Set down each entry again exactly as written.

### Material for this exercise ###

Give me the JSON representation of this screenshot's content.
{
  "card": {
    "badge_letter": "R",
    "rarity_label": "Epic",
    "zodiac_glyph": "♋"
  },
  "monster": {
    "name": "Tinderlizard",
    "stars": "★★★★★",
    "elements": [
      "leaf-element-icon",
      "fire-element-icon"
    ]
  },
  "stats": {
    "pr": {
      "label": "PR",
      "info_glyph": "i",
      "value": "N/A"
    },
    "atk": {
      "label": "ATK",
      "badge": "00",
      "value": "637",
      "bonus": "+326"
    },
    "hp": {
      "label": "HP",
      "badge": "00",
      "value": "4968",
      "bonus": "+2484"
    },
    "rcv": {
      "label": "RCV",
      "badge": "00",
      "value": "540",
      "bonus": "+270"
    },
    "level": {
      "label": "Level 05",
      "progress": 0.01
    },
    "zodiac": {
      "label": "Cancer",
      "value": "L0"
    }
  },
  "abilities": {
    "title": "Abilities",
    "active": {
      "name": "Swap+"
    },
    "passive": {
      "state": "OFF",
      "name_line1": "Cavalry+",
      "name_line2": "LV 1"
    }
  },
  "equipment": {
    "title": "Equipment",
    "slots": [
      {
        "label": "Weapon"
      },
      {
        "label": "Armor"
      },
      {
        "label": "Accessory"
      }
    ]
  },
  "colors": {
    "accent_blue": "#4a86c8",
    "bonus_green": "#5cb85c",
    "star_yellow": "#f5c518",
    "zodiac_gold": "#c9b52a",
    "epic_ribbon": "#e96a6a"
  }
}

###

> [Solution to this problem]:
Give me the JSON representation of this screenshot's content.
{
  "card": {
    "badge_letter": "R",
    "rarity_label": "Epic",
    "zodiac_glyph": "♋"
  },
  "monster": {
    "name": "Tinderlizard",
    "stars": "★★★★★",
    "elements": [
      "leaf-element-icon",
      "fire-element-icon"
    ]
  },
  "stats": {
    "pr": {
      "label": "PR",
      "info_glyph": "i",
      "value": "N/A"
    },
    "atk": {
      "label": "ATK",
      "badge": "00",
      "value": "637",
      "bonus": "+326"
    },
    "hp": {
      "label": "HP",
      "badge": "00",
      "value": "4968",
      "bonus": "+2484"
    },
    "rcv": {
      "label": "RCV",
      "badge": "00",
      "value": "540",
      "bonus": "+270"
    },
    "level": {
      "label": "Level 05",
      "progress": 0.01
    },
    "zodiac": {
      "label": "Cancer",
      "value": "L0"
    }
  },
  "abilities": {
    "title": "Abilities",
    "active": {
      "name": "Swap+"
    },
    "passive": {
      "state": "OFF",
      "name_line1": "Cavalry+",
      "name_line2": "LV 1"
    }
  },
  "equipment": {
    "title": "Equipment",
    "slots": [
      {
        "label": "Weapon"
      },
      {
        "label": "Armor"
      },
      {
        "label": "Accessory"
      }
    ]
  },
  "colors": {
    "accent_blue": "#4a86c8",
    "bonus_green": "#5cb85c",
    "star_yellow": "#f5c518",
    "zodiac_gold": "#c9b52a",
    "epic_ribbon": "#e96a6a"
  }
}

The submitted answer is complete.